▶ _REQUIRED ACTION_: Lines with the string "Parâmetros" in the data below: report how many there are, and write nothing but the number.

▶ _Page and application data records_:
---

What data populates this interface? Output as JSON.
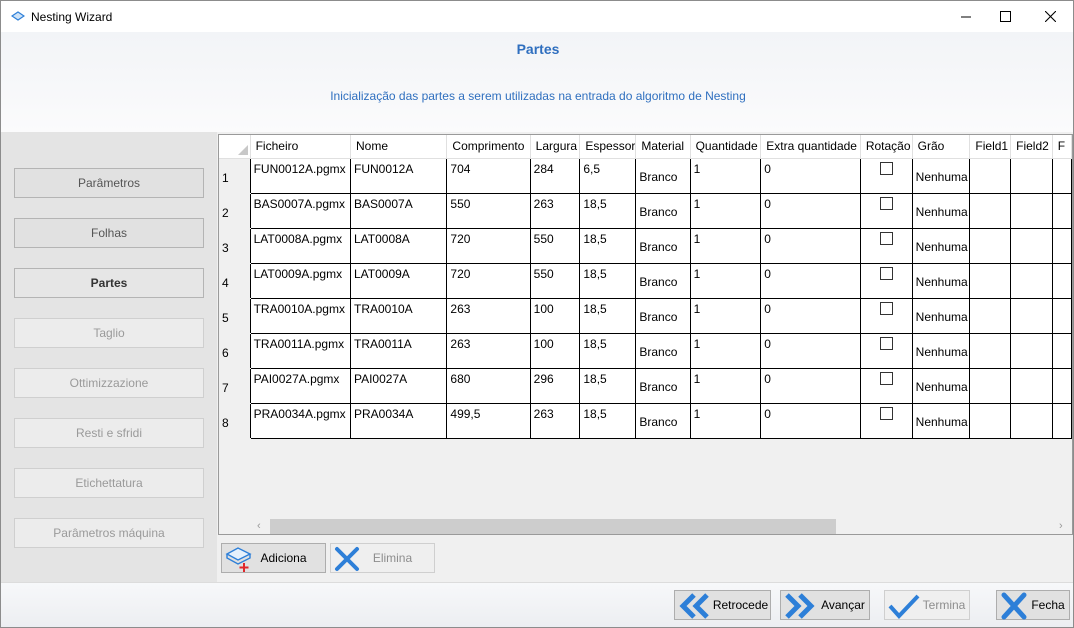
{
  "window": {
    "title": "Nesting Wizard"
  },
  "header": {
    "title": "Partes",
    "subtitle": "Inicialização das partes a serem utilizadas na entrada do algoritmo de Nesting"
  },
  "sidebar": {
    "items": [
      {
        "label": "Parâmetros",
        "state": "normal"
      },
      {
        "label": "Folhas",
        "state": "normal"
      },
      {
        "label": "Partes",
        "state": "active"
      },
      {
        "label": "Taglio",
        "state": "disabled"
      },
      {
        "label": "Ottimizzazione",
        "state": "disabled"
      },
      {
        "label": "Resti e sfridi",
        "state": "disabled"
      },
      {
        "label": "Etichettatura",
        "state": "disabled"
      },
      {
        "label": "Parâmetros máquina",
        "state": "disabled"
      }
    ]
  },
  "grid": {
    "columns": [
      "Ficheiro",
      "Nome",
      "Comprimento",
      "Largura",
      "Espessor",
      "Material",
      "Quantidade",
      "Extra quantidade",
      "Rotação",
      "Grão",
      "Field1",
      "Field2",
      "F"
    ],
    "rows": [
      {
        "num": "1",
        "file": "FUN0012A.pgmx",
        "name": "FUN0012A",
        "length": "704",
        "width": "284",
        "thickness": "6,5",
        "material": "Branco",
        "qty": "1",
        "extra": "0",
        "rotation": false,
        "grain": "Nenhuma"
      },
      {
        "num": "2",
        "file": "BAS0007A.pgmx",
        "name": "BAS0007A",
        "length": "550",
        "width": "263",
        "thickness": "18,5",
        "material": "Branco",
        "qty": "1",
        "extra": "0",
        "rotation": false,
        "grain": "Nenhuma"
      },
      {
        "num": "3",
        "file": "LAT0008A.pgmx",
        "name": "LAT0008A",
        "length": "720",
        "width": "550",
        "thickness": "18,5",
        "material": "Branco",
        "qty": "1",
        "extra": "0",
        "rotation": false,
        "grain": "Nenhuma"
      },
      {
        "num": "4",
        "file": "LAT0009A.pgmx",
        "name": "LAT0009A",
        "length": "720",
        "width": "550",
        "thickness": "18,5",
        "material": "Branco",
        "qty": "1",
        "extra": "0",
        "rotation": false,
        "grain": "Nenhuma"
      },
      {
        "num": "5",
        "file": "TRA0010A.pgmx",
        "name": "TRA0010A",
        "length": "263",
        "width": "100",
        "thickness": "18,5",
        "material": "Branco",
        "qty": "1",
        "extra": "0",
        "rotation": false,
        "grain": "Nenhuma"
      },
      {
        "num": "6",
        "file": "TRA0011A.pgmx",
        "name": "TRA0011A",
        "length": "263",
        "width": "100",
        "thickness": "18,5",
        "material": "Branco",
        "qty": "1",
        "extra": "0",
        "rotation": false,
        "grain": "Nenhuma"
      },
      {
        "num": "7",
        "file": "PAI0027A.pgmx",
        "name": "PAI0027A",
        "length": "680",
        "width": "296",
        "thickness": "18,5",
        "material": "Branco",
        "qty": "1",
        "extra": "0",
        "rotation": false,
        "grain": "Nenhuma"
      },
      {
        "num": "8",
        "file": "PRA0034A.pgmx",
        "name": "PRA0034A",
        "length": "499,5",
        "width": "263",
        "thickness": "18,5",
        "material": "Branco",
        "qty": "1",
        "extra": "0",
        "rotation": false,
        "grain": "Nenhuma"
      }
    ]
  },
  "grid_actions": {
    "add_label": "Adiciona",
    "remove_label": "Elimina"
  },
  "footer": {
    "back_label": "Retrocede",
    "next_label": "Avançar",
    "finish_label": "Termina",
    "close_label": "Fecha"
  },
  "icons": {
    "app": "nesting-app-icon",
    "add": "add-part-icon",
    "remove": "x-mark-icon",
    "back": "double-chevron-left-icon",
    "next": "double-chevron-right-icon",
    "finish": "checkmark-icon",
    "close": "x-mark-icon"
  },
  "colors": {
    "accent": "#2f6fbf",
    "icon_blue": "#2d7fd8",
    "add_plus": "#e0272b"
  }
}
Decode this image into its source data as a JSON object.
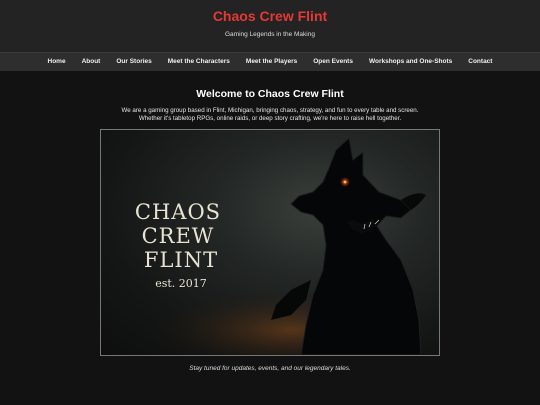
{
  "header": {
    "title": "Chaos Crew Flint",
    "tagline": "Gaming Legends in the Making"
  },
  "nav": {
    "items": [
      {
        "label": "Home"
      },
      {
        "label": "About"
      },
      {
        "label": "Our Stories"
      },
      {
        "label": "Meet the Characters"
      },
      {
        "label": "Meet the Players"
      },
      {
        "label": "Open Events"
      },
      {
        "label": "Workshops and One-Shots"
      },
      {
        "label": "Contact"
      }
    ]
  },
  "main": {
    "heading": "Welcome to Chaos Crew Flint",
    "intro_line1": "We are a gaming group based in Flint, Michigan, bringing chaos, strategy, and fun to every table and screen.",
    "intro_line2": "Whether it's tabletop RPGs, online raids, or deep story crafting, we're here to raise hell together.",
    "hero": {
      "line1": "CHAOS CREW",
      "line2": "FLINT",
      "est": "est. 2017"
    },
    "footer_note": "Stay tuned for updates, events, and our legendary tales."
  },
  "colors": {
    "accent": "#e53935",
    "background": "#121212",
    "header_bg": "#232323",
    "nav_bg": "#2e2e2e",
    "wolf_eye": "#ff5a1f"
  }
}
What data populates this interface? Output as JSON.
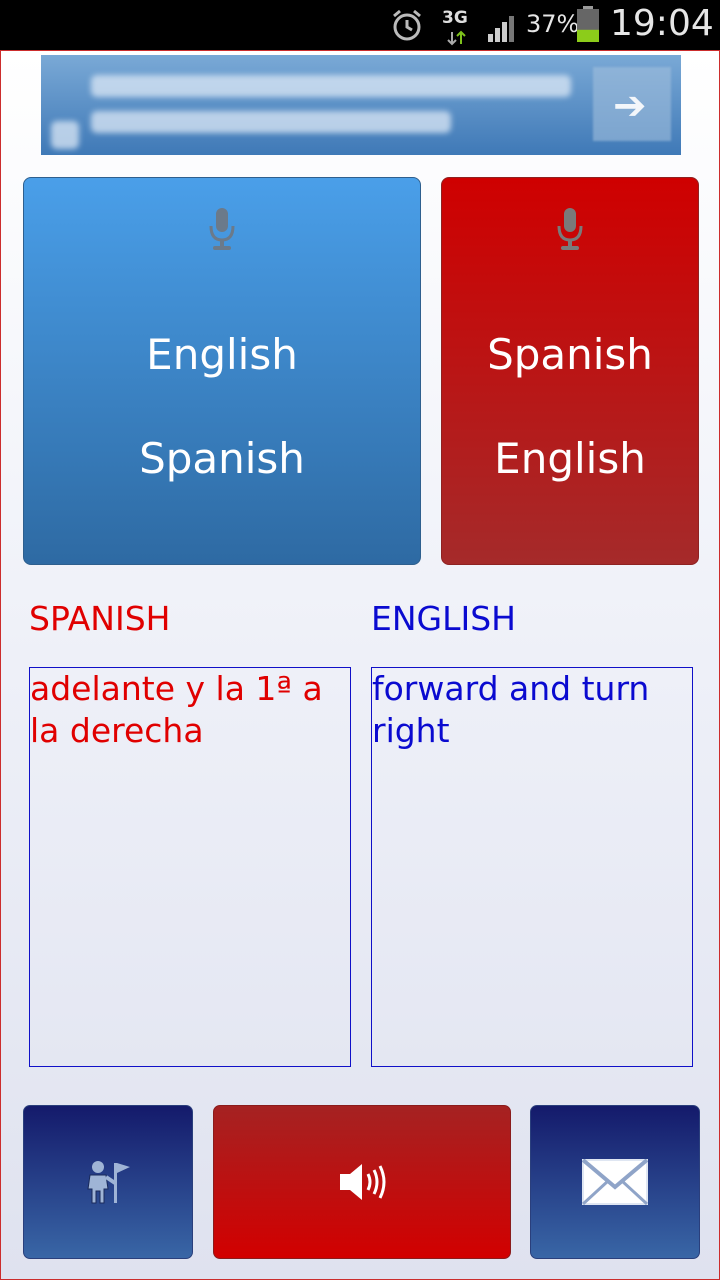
{
  "status_bar": {
    "network": "3G",
    "battery_percent": "37%",
    "battery_level": 0.37,
    "time": "19:04",
    "icons": [
      "alarm-icon",
      "data-arrows-icon",
      "signal-icon",
      "battery-icon"
    ]
  },
  "buttons": {
    "english_to_spanish": {
      "line1": "English",
      "line2": "Spanish",
      "icon": "microphone-icon"
    },
    "spanish_to_english": {
      "line1": "Spanish",
      "line2": "English",
      "icon": "microphone-icon"
    }
  },
  "panels": {
    "spanish": {
      "label": "SPANISH",
      "text": "adelante y la 1ª a la derecha"
    },
    "english": {
      "label": "ENGLISH",
      "text": "forward and turn right"
    }
  },
  "bottom_bar": {
    "icons": [
      "guide-icon",
      "speaker-icon",
      "email-icon"
    ]
  },
  "colors": {
    "blue_button": "#3a84cc",
    "red_button": "#c01010",
    "spanish_text": "#e00000",
    "english_text": "#0a0ad0",
    "navy_button": "#1f2f80"
  }
}
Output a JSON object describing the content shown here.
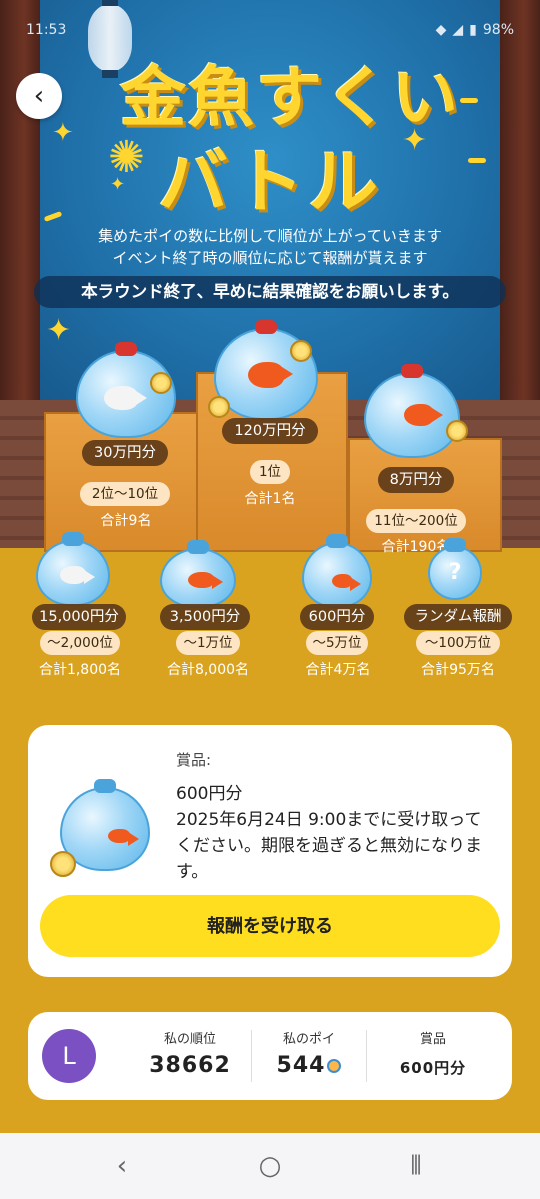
{
  "status_bar": {
    "time": "11:53",
    "battery": "98%"
  },
  "hero": {
    "title_line1": "金魚すくい",
    "title_line2": "バトル",
    "desc_line1": "集めたポイの数に比例して順位が上がっていきます",
    "desc_line2": "イベント終了時の順位に応じて報酬が貰えます",
    "notice": "本ラウンド終了、早めに結果確認をお願いします。"
  },
  "tiers_top": [
    {
      "prize": "120万円分",
      "rank": "1位",
      "count": "合計1名"
    },
    {
      "prize": "30万円分",
      "rank": "2位〜10位",
      "count": "合計9名"
    },
    {
      "prize": "8万円分",
      "rank": "11位〜200位",
      "count": "合計190名"
    }
  ],
  "tiers_bottom": [
    {
      "prize": "15,000円分",
      "rank": "〜2,000位",
      "count": "合計1,800名"
    },
    {
      "prize": "3,500円分",
      "rank": "〜1万位",
      "count": "合計8,000名"
    },
    {
      "prize": "600円分",
      "rank": "〜5万位",
      "count": "合計4万名"
    },
    {
      "prize": "ランダム報酬",
      "rank": "〜100万位",
      "count": "合計95万名"
    }
  ],
  "reward_card": {
    "label": "賞品:",
    "value": "600円分",
    "deadline": "2025年6月24日 9:00までに受け取ってください。期限を過ぎると無効になります。",
    "button": "報酬を受け取る"
  },
  "stats": {
    "avatar_initial": "L",
    "rank_label": "私の順位",
    "rank_value": "38662",
    "poi_label": "私のポイ",
    "poi_value": "544",
    "prize_label": "賞品",
    "prize_value": "600円分"
  },
  "icons": [
    "back-icon",
    "wifi-icon",
    "signal-icon",
    "battery-icon",
    "nav-back-icon",
    "nav-home-icon",
    "nav-recents-icon",
    "poi-icon"
  ],
  "colors": {
    "accent_yellow": "#fede1f",
    "page_gold": "#d9a31f",
    "avatar_purple": "#7b50c2",
    "sky_blue": "#1f6fa8"
  }
}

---

▶ _SOLUTION_: 2